A new BBC ALBA documentary Feachdan Ionatain / Jonathan’s Army is a moving film that portrays the very real trials and rewards of outreach work in the third world, where workers must somehow prevail in the face of daily frustration and discouragement.
Ten years ago Jonathan Maciver from Stornoway visited the small, predominantly Muslim, African country of Gambia with his brother Scott and some friends. So moved were they by the obvious spiritual and material needs of the people there that they felt compelled to try and help on a long-term basis.
Unusually, they decided that the most efficient way to help the people was to set up their own charity, and so The Gambia Partnership was born.
Without staff at home and with only a handful of contacts in Africa, they set about developing working relationships, supporting Christian education and also fostering the kinds of micro business that can transform lives in impoverished West Africa.
Over the decade since the contacts book has grown and a structure has gradually emerged that has allowed the work to flourish - predominantly by financially assisting children through an education in the small network of independent Christian schools that exists in the country. But the Partnership supports children according to their needs and irrespective of their religion – the poorest always come first.
The work has prospered greatly, transforming many lives along the way. As the work has grown though, so have their ambitions, and three years ago they began to look for the right location in which to build a brand new school. Providence eventually lead them to the idyllic rural village of Kabakel which has a population of around 700, and having established a strong rapport with the village rulers, they’ve since been overcoming the the hurdles that must be cleared before such a build can even begin.

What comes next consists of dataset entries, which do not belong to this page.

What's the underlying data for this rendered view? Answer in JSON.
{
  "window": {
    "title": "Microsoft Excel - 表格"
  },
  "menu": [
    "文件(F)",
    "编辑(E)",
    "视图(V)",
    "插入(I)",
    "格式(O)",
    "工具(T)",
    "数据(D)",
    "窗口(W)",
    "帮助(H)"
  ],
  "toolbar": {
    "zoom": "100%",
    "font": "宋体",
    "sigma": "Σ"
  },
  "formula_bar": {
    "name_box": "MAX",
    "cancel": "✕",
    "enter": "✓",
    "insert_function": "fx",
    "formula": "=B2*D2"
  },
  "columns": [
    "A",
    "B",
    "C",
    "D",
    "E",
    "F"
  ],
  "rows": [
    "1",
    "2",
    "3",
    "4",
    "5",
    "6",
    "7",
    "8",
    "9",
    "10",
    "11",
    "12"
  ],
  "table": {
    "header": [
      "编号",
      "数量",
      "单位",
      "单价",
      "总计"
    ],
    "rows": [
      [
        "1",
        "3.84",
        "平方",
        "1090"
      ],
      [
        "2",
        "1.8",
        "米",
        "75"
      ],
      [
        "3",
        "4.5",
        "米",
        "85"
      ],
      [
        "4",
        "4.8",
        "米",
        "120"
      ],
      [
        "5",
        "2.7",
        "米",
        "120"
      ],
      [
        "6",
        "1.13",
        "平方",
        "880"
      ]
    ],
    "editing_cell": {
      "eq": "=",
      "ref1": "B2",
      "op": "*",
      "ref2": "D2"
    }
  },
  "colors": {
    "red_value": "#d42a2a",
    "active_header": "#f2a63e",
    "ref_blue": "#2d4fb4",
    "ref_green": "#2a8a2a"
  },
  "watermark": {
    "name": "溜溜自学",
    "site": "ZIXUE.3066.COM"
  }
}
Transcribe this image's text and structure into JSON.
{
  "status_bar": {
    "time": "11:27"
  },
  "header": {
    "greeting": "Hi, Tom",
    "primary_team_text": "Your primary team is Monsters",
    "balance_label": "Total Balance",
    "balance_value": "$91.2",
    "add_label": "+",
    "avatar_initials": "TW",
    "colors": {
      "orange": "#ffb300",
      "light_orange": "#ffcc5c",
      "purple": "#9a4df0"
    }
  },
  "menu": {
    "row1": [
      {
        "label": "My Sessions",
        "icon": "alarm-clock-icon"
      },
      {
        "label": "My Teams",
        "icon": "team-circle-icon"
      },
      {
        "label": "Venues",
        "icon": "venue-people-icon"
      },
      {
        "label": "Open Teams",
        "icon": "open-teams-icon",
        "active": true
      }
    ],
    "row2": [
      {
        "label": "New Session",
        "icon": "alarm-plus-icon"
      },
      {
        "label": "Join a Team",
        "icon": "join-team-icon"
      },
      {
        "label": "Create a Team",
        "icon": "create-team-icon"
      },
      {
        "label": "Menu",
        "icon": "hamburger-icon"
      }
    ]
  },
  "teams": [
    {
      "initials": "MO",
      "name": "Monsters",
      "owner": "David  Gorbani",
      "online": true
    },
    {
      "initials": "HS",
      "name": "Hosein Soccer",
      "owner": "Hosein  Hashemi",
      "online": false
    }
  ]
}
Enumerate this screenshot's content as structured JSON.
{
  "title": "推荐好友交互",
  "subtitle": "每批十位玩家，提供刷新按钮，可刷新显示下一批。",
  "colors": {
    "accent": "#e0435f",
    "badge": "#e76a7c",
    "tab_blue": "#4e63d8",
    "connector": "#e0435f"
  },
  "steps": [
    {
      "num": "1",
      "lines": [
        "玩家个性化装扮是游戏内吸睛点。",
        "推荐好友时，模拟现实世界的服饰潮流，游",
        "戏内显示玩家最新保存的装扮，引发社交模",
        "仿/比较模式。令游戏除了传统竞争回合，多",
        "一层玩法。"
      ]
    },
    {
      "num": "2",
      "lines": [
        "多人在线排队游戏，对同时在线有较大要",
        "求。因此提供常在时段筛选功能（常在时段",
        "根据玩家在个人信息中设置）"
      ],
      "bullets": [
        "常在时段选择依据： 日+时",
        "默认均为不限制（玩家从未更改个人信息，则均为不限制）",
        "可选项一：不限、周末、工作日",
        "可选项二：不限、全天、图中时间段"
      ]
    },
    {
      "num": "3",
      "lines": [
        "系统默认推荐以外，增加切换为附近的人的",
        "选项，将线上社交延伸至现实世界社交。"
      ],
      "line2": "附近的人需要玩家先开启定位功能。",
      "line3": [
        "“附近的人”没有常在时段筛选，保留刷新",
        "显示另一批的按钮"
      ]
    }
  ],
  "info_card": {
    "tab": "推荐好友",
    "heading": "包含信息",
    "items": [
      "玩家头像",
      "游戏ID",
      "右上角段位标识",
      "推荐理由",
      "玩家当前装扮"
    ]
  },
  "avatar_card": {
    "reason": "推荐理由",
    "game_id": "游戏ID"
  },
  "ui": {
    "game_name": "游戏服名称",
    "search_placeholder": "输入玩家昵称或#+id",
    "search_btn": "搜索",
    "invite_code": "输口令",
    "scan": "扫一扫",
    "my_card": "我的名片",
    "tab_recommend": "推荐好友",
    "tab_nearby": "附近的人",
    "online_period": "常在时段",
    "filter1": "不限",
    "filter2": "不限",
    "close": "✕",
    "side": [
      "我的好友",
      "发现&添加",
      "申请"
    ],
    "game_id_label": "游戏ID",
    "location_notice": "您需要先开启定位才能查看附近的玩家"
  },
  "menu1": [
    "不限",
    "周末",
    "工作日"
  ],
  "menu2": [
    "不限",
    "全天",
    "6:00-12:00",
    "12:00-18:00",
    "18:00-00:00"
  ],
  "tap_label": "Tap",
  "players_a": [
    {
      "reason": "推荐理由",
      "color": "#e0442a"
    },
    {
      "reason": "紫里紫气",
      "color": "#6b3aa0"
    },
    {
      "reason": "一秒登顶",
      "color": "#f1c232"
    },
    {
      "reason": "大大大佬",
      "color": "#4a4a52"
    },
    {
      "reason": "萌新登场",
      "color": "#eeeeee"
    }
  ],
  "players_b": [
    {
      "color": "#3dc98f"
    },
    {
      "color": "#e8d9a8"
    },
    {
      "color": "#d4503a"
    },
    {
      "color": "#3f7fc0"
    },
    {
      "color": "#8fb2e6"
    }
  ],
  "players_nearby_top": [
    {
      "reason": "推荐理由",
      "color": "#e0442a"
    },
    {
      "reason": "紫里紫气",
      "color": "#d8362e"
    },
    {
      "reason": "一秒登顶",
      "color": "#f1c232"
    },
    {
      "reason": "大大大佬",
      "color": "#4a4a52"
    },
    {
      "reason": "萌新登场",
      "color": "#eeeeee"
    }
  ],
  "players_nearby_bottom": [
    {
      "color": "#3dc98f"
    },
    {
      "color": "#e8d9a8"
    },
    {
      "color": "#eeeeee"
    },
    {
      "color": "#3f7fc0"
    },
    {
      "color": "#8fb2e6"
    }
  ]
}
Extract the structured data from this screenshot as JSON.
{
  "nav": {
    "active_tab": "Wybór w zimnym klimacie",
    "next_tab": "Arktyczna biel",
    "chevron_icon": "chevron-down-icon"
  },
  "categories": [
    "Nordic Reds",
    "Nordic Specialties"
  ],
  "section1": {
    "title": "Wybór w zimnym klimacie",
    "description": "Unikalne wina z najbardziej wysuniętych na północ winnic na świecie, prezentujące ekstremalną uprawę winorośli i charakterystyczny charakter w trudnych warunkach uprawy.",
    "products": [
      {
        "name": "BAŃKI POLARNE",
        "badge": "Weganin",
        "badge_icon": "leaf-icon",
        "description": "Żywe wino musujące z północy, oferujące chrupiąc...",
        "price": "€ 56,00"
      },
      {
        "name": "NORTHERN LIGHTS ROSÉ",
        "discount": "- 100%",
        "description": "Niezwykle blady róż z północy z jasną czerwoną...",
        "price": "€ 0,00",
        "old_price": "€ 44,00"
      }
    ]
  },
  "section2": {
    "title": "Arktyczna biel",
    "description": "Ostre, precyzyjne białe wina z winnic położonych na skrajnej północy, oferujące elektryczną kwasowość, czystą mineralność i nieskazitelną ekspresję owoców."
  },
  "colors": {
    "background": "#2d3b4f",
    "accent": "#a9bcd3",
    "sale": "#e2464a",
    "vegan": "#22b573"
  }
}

Now though, they are ready to begin, and Feachdan Ionatain / Jonathan’s Army follows Jonathan as he takes a group of volunteers over to Gambia to try and get the school built in Kabakel.
One such volunteer is Roseann Macleod from Lewis who went out to Gambia with Jonathan in November 2014 for a week. Roseann used to work with Jonathan who initially approached her back in 2013 looking for any contacts for a possible container to be taken over to Gambia to form part of the school.
Roseann said: “It is a real honour to be part of Jonathan’s project and I was so inspired by the many friendly people I met out there. One boy in particular, whom I took under my wing when out there and named Murdo (aged five and who features in the film), was not wearing a school uniform, did not speak at all and was not integrating with anyone.
"It transpired that he was disowned by his mother and therefore nobody was paying to send him to school, which is the equivalent of 20p a day. Now Murdo is with a new family and attending the local school in a nearby village and thriving.
“The story of Murdo is just one example of the many needy children in Gambia. I am also keen to help the women out there and I am looking forward to heading back out this November for two weeks. One of my objectives is to help set up social enterprises for women including a tie-dying business, where they have the capabilities of doing so they just need some guidance on various aspects including fabric choice and methods for selling goods to the tourist trade.”
The film takes a look at what sustains them in the face of such frustration, what they really hope to achieve and why on earth do they do it all.
Feachdan Ionatain has been produced for BBC ALBA by Corran Media and is being transmitted on Thursday (October 1) at 9pm.